### What you will do:
For each entry that follows, write out an identical copy.

### Web page and app entries:
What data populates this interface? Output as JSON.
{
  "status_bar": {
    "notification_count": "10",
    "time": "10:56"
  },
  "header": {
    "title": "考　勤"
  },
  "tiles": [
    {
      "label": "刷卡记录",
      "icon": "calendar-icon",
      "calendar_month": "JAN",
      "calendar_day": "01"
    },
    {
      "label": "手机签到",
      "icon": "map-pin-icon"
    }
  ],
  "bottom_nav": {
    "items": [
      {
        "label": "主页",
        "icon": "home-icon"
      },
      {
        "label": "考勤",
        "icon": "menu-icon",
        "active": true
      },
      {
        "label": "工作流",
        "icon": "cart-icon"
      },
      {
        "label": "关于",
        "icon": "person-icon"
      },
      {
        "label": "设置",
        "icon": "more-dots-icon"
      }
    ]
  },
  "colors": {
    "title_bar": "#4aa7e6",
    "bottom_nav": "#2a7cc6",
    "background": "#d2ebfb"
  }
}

### Exercise response:
What data populates this interface? Output as JSON.
{
  "status_bar": {
    "notification_count": "10",
    "time": "10:56"
  },
  "header": {
    "title": "考　勤"
  },
  "tiles": [
    {
      "label": "刷卡记录",
      "icon": "calendar-icon",
      "calendar_month": "JAN",
      "calendar_day": "01"
    },
    {
      "label": "手机签到",
      "icon": "map-pin-icon"
    }
  ],
  "bottom_nav": {
    "items": [
      {
        "label": "主页",
        "icon": "home-icon"
      },
      {
        "label": "考勤",
        "icon": "menu-icon",
        "active": true
      },
      {
        "label": "工作流",
        "icon": "cart-icon"
      },
      {
        "label": "关于",
        "icon": "person-icon"
      },
      {
        "label": "设置",
        "icon": "more-dots-icon"
      }
    ]
  },
  "colors": {
    "title_bar": "#4aa7e6",
    "bottom_nav": "#2a7cc6",
    "background": "#d2ebfb"
  }
}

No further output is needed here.